The NBA is upping its game, giving fans a whole new perspective. Thanks to virtual reality technology, fans who might never have a chance to get to an NBA game can now feel like they’re in the stands, or even courtside.
All you need is a subscription to the NBA League Pass, a virtual reality headset, and the free app “NextVR” on your smartphone.
CBS News correspondent Dana Jacobson gave the technology a try.
“I mean, the players are like, there. I should be touching them but I’m not,” Jacobson said. “It’s so clear. I don’t know how to describe it. It’s just unreal.”
“Traditionally, sport has been watched on a flat screen and now for the first time in history, we take you inside the screen in a way that you’ve never been able to stream content,” said Danny Keens, vice president of content at NextVR -- NBA Digital’s partner in a weekly virtual reality broadcast.
“We can’t just be different from traditional television; we have be better than television and we can’t just be different from being at the game,” Keens said. “We have to be better than being at the game.”
“What was it like the first time you watched that full broadcast with the NextVR technology?” Jacobson asked Jeff Marsilio, who heads the venture for the NBA.
“I was nervous and then I was really excited as I saw it really come together,” said Marsilio. “We sat the camera at a courtside table and just you know, filmed -- no real production, nothing more than just filming and capturing. But when we watched the experience, we were blown away.”
But to broadcast a game each week, the league realized it needed to do more.
“It’s not enough to simply put the camera down and walk away,” Marsilio said. “What we’ve discovered is you really do need the context that you get from some of the more traditional things that we see in television.”
That means an entire broadcast crew -- up to eight unmanned cameras with 180-degree views -- are set up throughout the arena, including one on the stanchion of each basket and one center court on the scorers’ table.

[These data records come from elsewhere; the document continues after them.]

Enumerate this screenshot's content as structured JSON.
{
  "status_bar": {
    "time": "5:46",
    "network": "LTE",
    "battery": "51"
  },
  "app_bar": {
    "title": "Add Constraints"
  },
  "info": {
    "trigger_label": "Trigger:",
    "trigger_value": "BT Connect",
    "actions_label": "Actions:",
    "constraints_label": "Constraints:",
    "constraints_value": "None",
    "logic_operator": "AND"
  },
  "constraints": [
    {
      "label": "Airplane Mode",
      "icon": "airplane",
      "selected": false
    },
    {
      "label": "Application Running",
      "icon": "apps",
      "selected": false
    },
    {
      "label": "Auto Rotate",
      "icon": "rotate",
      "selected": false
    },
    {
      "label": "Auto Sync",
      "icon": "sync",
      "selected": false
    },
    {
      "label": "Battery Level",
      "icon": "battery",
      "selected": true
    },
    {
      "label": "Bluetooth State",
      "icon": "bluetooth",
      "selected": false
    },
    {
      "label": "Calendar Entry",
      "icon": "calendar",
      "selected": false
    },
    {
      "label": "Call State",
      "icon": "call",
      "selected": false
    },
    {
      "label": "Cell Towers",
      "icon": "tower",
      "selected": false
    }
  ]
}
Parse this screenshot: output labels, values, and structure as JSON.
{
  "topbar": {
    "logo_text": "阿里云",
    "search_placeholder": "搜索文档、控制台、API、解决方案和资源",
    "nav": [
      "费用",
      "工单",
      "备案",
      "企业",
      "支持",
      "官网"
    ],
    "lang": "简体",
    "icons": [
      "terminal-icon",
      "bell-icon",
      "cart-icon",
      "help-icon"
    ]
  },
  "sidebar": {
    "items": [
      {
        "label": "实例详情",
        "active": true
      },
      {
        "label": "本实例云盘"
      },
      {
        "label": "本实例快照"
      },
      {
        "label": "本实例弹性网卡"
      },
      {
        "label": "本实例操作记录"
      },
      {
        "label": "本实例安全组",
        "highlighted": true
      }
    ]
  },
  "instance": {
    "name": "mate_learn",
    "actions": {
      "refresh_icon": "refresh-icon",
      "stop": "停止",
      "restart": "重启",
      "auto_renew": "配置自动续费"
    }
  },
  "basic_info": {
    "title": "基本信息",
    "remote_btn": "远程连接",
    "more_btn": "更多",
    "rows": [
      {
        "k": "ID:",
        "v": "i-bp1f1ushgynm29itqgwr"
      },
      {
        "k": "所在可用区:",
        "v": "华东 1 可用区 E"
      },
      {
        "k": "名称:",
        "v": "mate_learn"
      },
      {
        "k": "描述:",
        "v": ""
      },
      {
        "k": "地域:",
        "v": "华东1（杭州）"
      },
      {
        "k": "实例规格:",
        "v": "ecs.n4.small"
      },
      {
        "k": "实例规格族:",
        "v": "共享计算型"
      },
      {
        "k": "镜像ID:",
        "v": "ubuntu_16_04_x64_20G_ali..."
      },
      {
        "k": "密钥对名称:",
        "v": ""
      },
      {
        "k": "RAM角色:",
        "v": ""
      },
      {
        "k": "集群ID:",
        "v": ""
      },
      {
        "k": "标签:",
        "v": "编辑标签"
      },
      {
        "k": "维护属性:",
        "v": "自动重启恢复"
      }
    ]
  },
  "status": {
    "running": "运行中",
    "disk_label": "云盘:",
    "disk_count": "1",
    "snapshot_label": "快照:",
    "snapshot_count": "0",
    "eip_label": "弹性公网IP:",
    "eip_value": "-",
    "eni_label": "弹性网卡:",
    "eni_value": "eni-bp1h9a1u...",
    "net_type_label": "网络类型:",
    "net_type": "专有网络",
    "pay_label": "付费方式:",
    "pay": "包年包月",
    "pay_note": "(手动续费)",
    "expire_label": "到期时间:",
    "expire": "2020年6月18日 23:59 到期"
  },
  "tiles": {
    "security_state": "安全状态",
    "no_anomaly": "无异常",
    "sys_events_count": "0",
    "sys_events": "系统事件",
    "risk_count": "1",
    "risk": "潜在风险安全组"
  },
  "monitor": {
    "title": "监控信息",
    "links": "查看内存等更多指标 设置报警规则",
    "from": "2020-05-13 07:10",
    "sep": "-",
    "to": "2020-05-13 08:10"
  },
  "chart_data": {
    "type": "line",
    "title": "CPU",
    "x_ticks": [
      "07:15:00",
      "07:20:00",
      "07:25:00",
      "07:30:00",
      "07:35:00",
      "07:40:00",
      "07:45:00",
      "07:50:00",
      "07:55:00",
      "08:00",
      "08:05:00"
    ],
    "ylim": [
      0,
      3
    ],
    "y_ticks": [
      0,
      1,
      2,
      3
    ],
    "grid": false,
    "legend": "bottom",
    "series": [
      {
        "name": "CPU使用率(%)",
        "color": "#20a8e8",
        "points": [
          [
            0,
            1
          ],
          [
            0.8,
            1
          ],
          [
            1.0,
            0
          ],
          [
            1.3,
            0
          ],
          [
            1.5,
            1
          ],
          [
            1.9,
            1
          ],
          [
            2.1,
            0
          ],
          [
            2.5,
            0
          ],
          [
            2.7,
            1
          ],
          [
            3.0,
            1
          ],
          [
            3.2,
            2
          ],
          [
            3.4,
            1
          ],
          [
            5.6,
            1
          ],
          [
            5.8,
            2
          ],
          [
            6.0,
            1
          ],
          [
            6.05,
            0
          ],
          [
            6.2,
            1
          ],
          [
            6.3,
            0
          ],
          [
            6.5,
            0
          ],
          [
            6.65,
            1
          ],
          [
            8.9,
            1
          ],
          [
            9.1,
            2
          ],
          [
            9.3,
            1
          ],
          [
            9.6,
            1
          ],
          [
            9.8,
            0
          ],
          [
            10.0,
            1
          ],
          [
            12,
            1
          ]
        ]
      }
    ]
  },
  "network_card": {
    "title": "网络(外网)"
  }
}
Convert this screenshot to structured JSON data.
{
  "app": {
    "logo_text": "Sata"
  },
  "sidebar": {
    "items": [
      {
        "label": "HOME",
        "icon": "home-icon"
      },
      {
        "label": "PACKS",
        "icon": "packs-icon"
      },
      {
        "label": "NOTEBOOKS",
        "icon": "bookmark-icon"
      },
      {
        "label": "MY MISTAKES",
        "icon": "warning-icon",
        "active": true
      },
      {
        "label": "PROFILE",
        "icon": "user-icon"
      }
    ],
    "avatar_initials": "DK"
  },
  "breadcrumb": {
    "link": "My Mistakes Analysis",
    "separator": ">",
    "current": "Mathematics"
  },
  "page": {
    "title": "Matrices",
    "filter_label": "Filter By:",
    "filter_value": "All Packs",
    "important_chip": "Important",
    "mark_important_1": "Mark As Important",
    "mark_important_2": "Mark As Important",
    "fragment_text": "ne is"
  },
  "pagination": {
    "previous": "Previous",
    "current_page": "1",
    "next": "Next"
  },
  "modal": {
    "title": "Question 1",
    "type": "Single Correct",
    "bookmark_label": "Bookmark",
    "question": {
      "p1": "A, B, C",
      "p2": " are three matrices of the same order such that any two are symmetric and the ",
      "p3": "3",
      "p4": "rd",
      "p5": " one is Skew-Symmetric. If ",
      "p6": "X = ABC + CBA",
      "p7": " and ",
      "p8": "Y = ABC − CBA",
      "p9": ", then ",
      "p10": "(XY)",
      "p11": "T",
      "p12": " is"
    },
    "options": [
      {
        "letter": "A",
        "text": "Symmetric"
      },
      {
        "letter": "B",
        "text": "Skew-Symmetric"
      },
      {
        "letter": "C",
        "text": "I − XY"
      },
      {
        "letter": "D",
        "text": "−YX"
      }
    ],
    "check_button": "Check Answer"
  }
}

“And this is actually your right eye, and this is your left eye,” Keens explained.
“Does it combine in my brain?” Jacobson asked about the headset.
“Yeah it combines actually in the VR Headset. And so that gives you the depth of 3D because each one is slightly off, and in the headset, it puts it back together and it gives you this sense of a 3D world,” Keens said.
One camera is also positioned at a stanchion underneath a basket. Tickets are not available for the seats there.
“There’s no ticket for that on the basket position. Just in last week’s game, there was a moment when LeBron [James] was running down the court right at you and you feel like, ‘Oh man, he’s coming at me.’ And the hair raises on your arms. It’s pretty exciting,” Marsilio said.
From a designated announce team, to the way a game is cut and even the graphics you see, once the headset goes on, it’s all designed to keep fans engaged.
“There is no multi-tasking, there is no Facebook, no Twitter, there’s no checking emails, there’s no sending a text message,” Keens said. “So you become fully engaged in the content in a way that you’ve never been engaged. So you’re 100 percent committed to watching the game.”
The league is not releasing specific numbers, but told CBS News people are watching the VR games. As for what’s next, both the NBA and NextVR said the technology is rapidly improving so they expect the quality of games and the number of broadcasts to grow.